- it's yours. All you have to do is hike a little. One of the preferred exercise routes for those living on this end of town, the Mount Hollywood Trail is easily accessed from the parking lot of the famous Griffith Observatory; if you thought the views from over there were something, wait until you see what you get at the end of this steep (but fairly easy) 1.5-mile trail, which winds its way through the Griffith Park wilds up to the mountain's 1,640-foot peak (www.outdoorla.org).
If you didn't know just how much the Japanese enjoy spending time in nature, hop a Keio Railways train from Tokyo's busy Shinjuku Station during the month of November and alight 50 minutes later at Takaosanguchi. Can't move for the crowds? Well, it is peak foliage season after all, and the station is at the foot of one of Tokyo's most popular hiking trails, scaling the sacred, 599-foot Takaosan, prized for its Mt. Fuji views up top. Maybe come back on a Monday, or some other month? Whenever you go, you'll likely have at least some company, but half the fun of hiking in

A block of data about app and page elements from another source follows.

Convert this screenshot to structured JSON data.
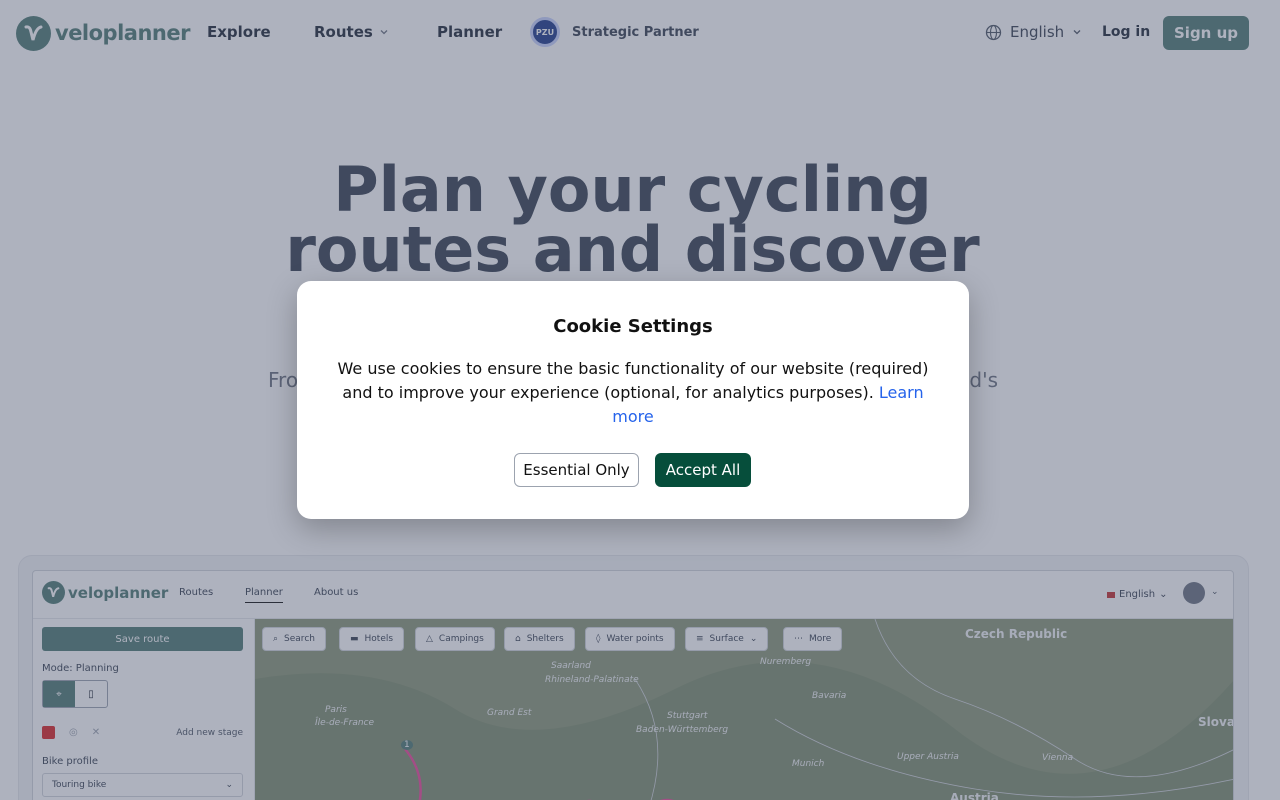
{
  "header": {
    "brand": "veloplanner",
    "nav": {
      "explore": "Explore",
      "routes": "Routes",
      "planner": "Planner"
    },
    "partner": {
      "badge": "PZU",
      "label": "Strategic Partner"
    },
    "language": "English",
    "login": "Log in",
    "signup": "Sign up"
  },
  "hero": {
    "title_line1": "Plan your cycling",
    "title_line2": "routes and discover",
    "sub_left": "Fro",
    "sub_right": "d's"
  },
  "preview": {
    "brand": "veloplanner",
    "nav": {
      "routes": "Routes",
      "planner": "Planner",
      "about": "About us"
    },
    "language": "English",
    "sidebar": {
      "save_route": "Save route",
      "mode_label": "Mode: Planning",
      "add_stage": "Add new stage",
      "bike_profile_label": "Bike profile",
      "bike_profile_value": "Touring bike"
    },
    "map_chips": [
      "Search",
      "Hotels",
      "Campings",
      "Shelters",
      "Water points",
      "Surface",
      "More"
    ],
    "map_labels": {
      "czech": "Czech Republic",
      "slovak": "Slovak",
      "nuremberg": "Nuremberg",
      "bavaria": "Bavaria",
      "paris": "Paris",
      "ile": "Île-de-France",
      "saarland": "Saarland",
      "rheinland": "Rhineland-Palatinate",
      "grand_est": "Grand Est",
      "stuttgart": "Stuttgart",
      "baden": "Baden-Württemberg",
      "munich": "Munich",
      "upper_austria": "Upper Austria",
      "vienna": "Vienna",
      "austria": "Austria"
    },
    "stage_marker": "1"
  },
  "cookie": {
    "title": "Cookie Settings",
    "text": "We use cookies to ensure the basic functionality of our website (required) and to improve your experience (optional, for analytics purposes).",
    "link": "Learn more",
    "essential": "Essential Only",
    "accept": "Accept All"
  },
  "colors": {
    "brand": "#4f7a74",
    "accept": "#064e3b",
    "link": "#2563eb"
  }
}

is sharing the experience with the locals (www.keio.co.jp/english/local/takao.html).
River, New York
It may not be on your Top 10 list of things to do when you finally get to the Big Apple, but exploring the almost-secret river that flows through one of New York's most mysterious boroughs is an unforgettable experience. The Bronx River Alliance, a nonprofit group that has worked tirelessly to bring the much-abused river back to life, operates cycling and canoeing trips along the river, from the rugged

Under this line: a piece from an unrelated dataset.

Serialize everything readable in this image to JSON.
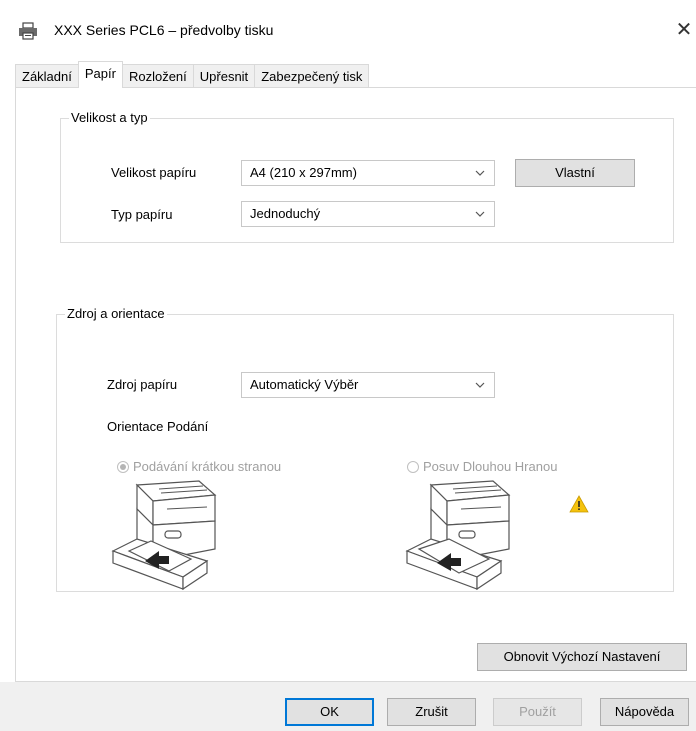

section down near the harbor on up through the borough. Or you can just explore yourself - the stretch running through the New York Botanical Gardens is particularly scenic, flanked by
's lone remaining stand of old-growth forest (www.bronxriver.org).
-Southern Islands, Singapore
Believe it or not, tightly packed and hopelessly manicured Singapore does have plenty of open space left - there are actual hiking trails right in the middle of everything, if you know where to look. But to really get away from it all, the Southern Islands, a small group of little green dots just off of the city state's southern shoreline, are just the thing. All are accessed via scheduled ferry or chartered boat from the docks behind the glittering Marina Bay Sands complex; just a few miles out and you're a world away from business as usual. Bring a hat, sunscreen, some bottled water and go - from pretty beaches to unkempt tropical forest, there's all sorts of exploring to do. Now is the time, too, as the government ponders various plans to develop the islands. Everything seems to be on hold for now, but don't bet on that lasting forever (www.wildsingapore.com).
-Lee Valley, London